[Excerpts from an interface dataset]
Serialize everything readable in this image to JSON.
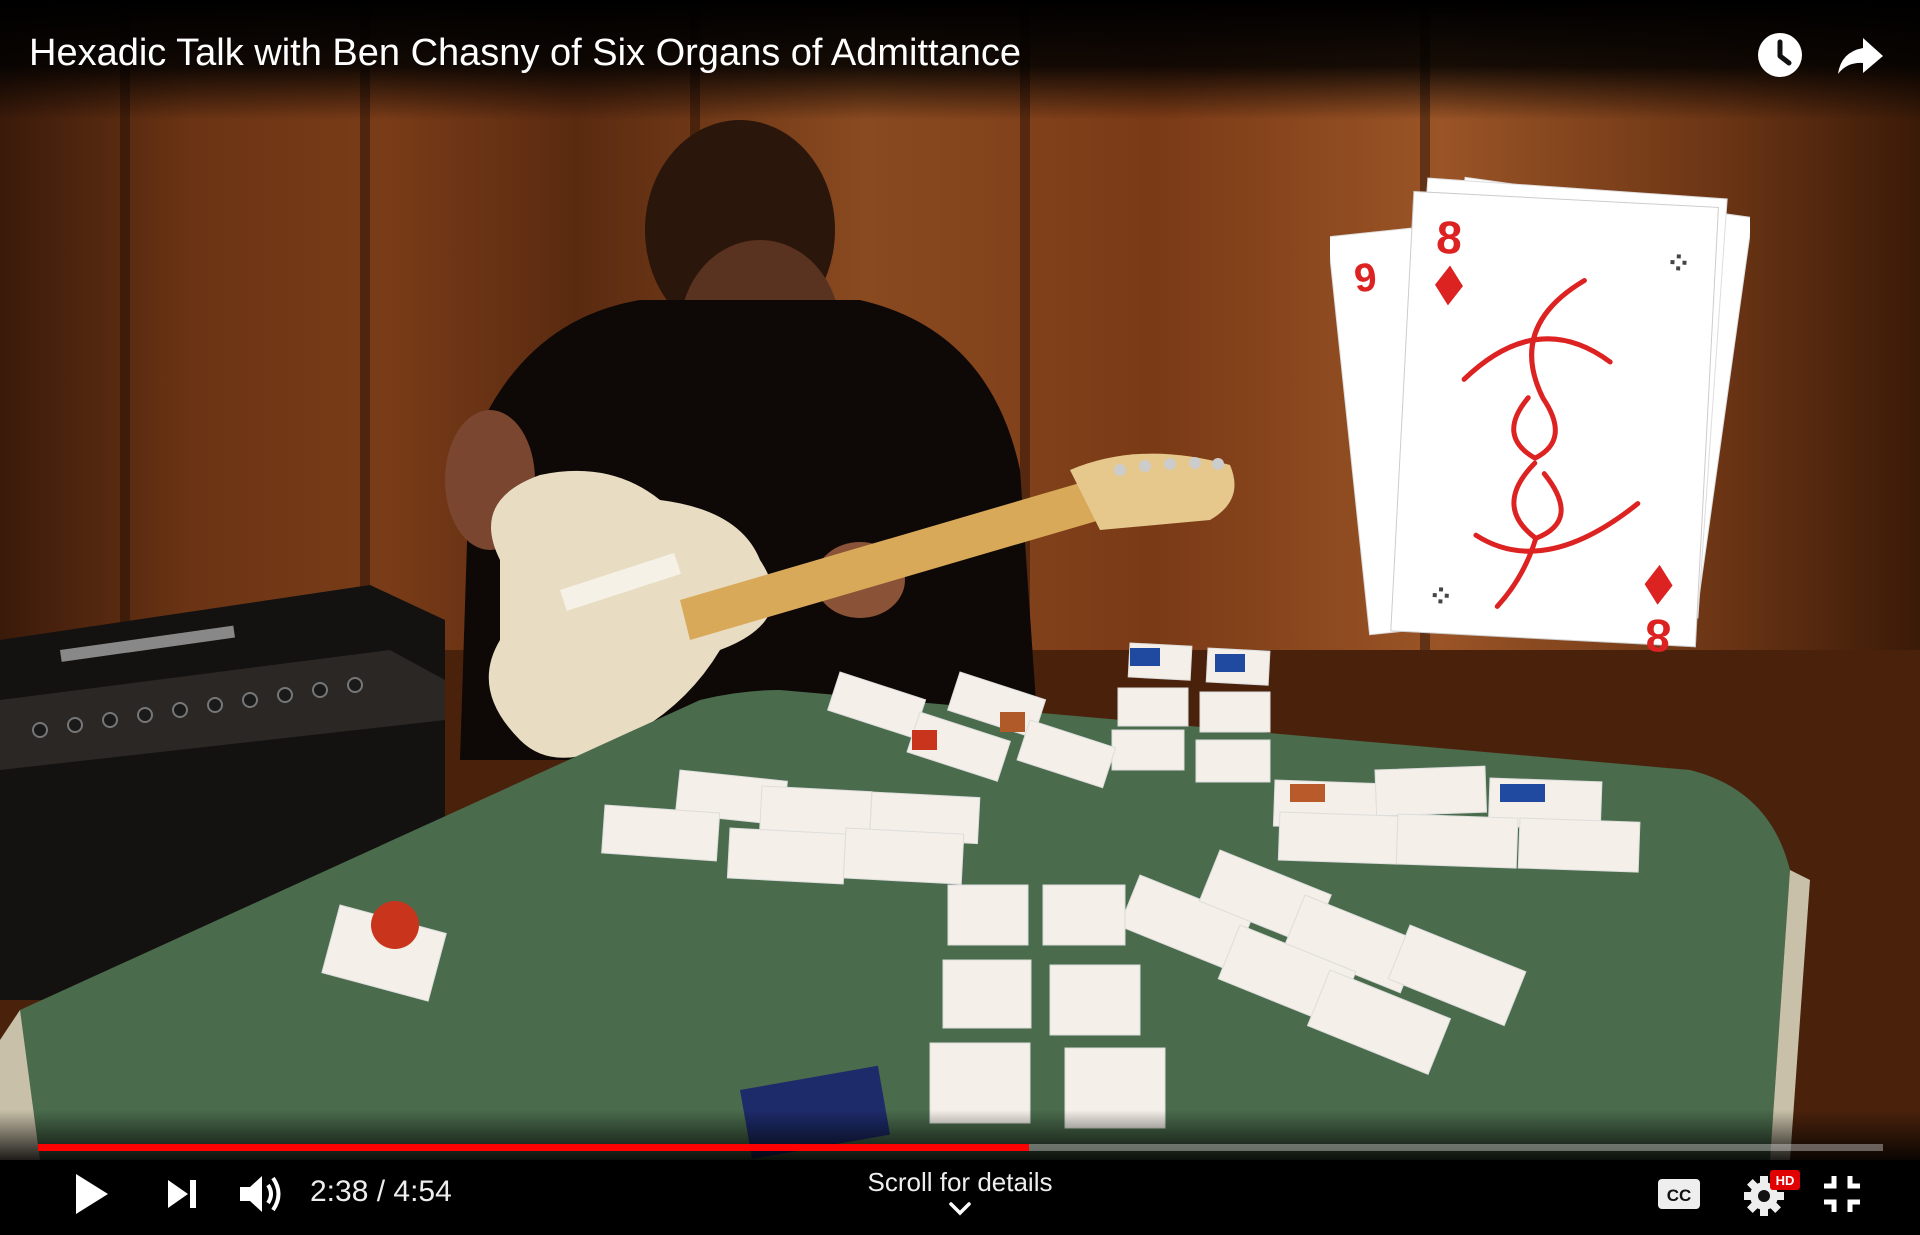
{
  "video": {
    "title": "Hexadic Talk with Ben Chasny of Six Organs of Admittance"
  },
  "top_actions": [
    {
      "name": "watch-later-icon"
    },
    {
      "name": "share-icon"
    }
  ],
  "controls": {
    "current_time": "2:38",
    "duration": "4:54",
    "time_display": "2:38 / 4:54",
    "progress_fraction": 0.537,
    "scroll_hint": "Scroll for details",
    "icons": [
      "play-icon",
      "next-icon",
      "volume-icon",
      "captions-icon",
      "settings-icon",
      "exit-fullscreen-icon"
    ],
    "settings_badge": "HD"
  },
  "overlay_card": {
    "rank_primary": "8",
    "rank_behind": "9",
    "suit": "diamond"
  },
  "colors": {
    "progress_played": "#ff0000",
    "hd_badge": "#e00000",
    "table_felt": "#4a6b4c"
  }
}
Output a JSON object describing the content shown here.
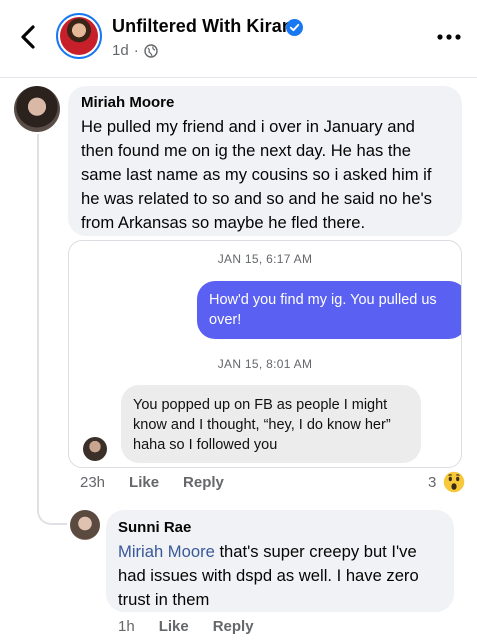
{
  "header": {
    "page_name": "Unfiltered With Kiran",
    "time": "1d",
    "dot": "·",
    "icons": {
      "back": "chevron-left-icon",
      "verified": "verified-badge-icon",
      "privacy": "globe-icon",
      "more": "more-options-icon"
    },
    "accent": "#1877f2"
  },
  "comments": [
    {
      "author": "Miriah Moore",
      "text": "He pulled my friend and i over in January and then found me on ig the next day. He has the same last name as my cousins so i asked him if he was related to so and so and he said no he's from Arkansas so maybe he fled there.",
      "attachment": {
        "timestamp1": "JAN 15, 6:17 AM",
        "sent_message": "How'd you find my ig. You pulled us over!",
        "timestamp2": "JAN 15, 8:01 AM",
        "received_message": "You popped up on FB as people I might know and I thought, “hey, I do know her” haha so I followed you",
        "sent_bubble_color": "#5960f2"
      },
      "time": "23h",
      "like_label": "Like",
      "reply_label": "Reply",
      "reaction_count": "3",
      "reaction_icon": "wow-emoji-icon"
    },
    {
      "author": "Sunni Rae",
      "mention": "Miriah Moore",
      "text": " that's super creepy but I've had issues with dspd as well. I have zero trust in them",
      "time": "1h",
      "like_label": "Like",
      "reply_label": "Reply",
      "mention_color": "#385898"
    }
  ]
}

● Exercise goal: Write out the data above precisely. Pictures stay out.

● Result for this exercise:
Serialize everything readable in this image to JSON.
{
  "video": {
    "title": "Hexadic Talk with Ben Chasny of Six Organs of Admittance"
  },
  "top_actions": [
    {
      "name": "watch-later-icon"
    },
    {
      "name": "share-icon"
    }
  ],
  "controls": {
    "current_time": "2:38",
    "duration": "4:54",
    "time_display": "2:38 / 4:54",
    "progress_fraction": 0.537,
    "scroll_hint": "Scroll for details",
    "icons": [
      "play-icon",
      "next-icon",
      "volume-icon",
      "captions-icon",
      "settings-icon",
      "exit-fullscreen-icon"
    ],
    "settings_badge": "HD"
  },
  "overlay_card": {
    "rank_primary": "8",
    "rank_behind": "9",
    "suit": "diamond"
  },
  "colors": {
    "progress_played": "#ff0000",
    "hd_badge": "#e00000",
    "table_felt": "#4a6b4c"
  }
}
Output a JSON object describing the content shown here.
{
  "header": {
    "page_name": "Unfiltered With Kiran",
    "time": "1d",
    "dot": "·",
    "icons": {
      "back": "chevron-left-icon",
      "verified": "verified-badge-icon",
      "privacy": "globe-icon",
      "more": "more-options-icon"
    },
    "accent": "#1877f2"
  },
  "comments": [
    {
      "author": "Miriah Moore",
      "text": "He pulled my friend and i over in January and then found me on ig the next day. He has the same last name as my cousins so i asked him if he was related to so and so and he said no he's from Arkansas so maybe he fled there.",
      "attachment": {
        "timestamp1": "JAN 15, 6:17 AM",
        "sent_message": "How'd you find my ig. You pulled us over!",
        "timestamp2": "JAN 15, 8:01 AM",
        "received_message": "You popped up on FB as people I might know and I thought, “hey, I do know her” haha so I followed you",
        "sent_bubble_color": "#5960f2"
      },
      "time": "23h",
      "like_label": "Like",
      "reply_label": "Reply",
      "reaction_count": "3",
      "reaction_icon": "wow-emoji-icon"
    },
    {
      "author": "Sunni Rae",
      "mention": "Miriah Moore",
      "text": " that's super creepy but I've had issues with dspd as well. I have zero trust in them",
      "time": "1h",
      "like_label": "Like",
      "reply_label": "Reply",
      "mention_color": "#385898"
    }
  ]
}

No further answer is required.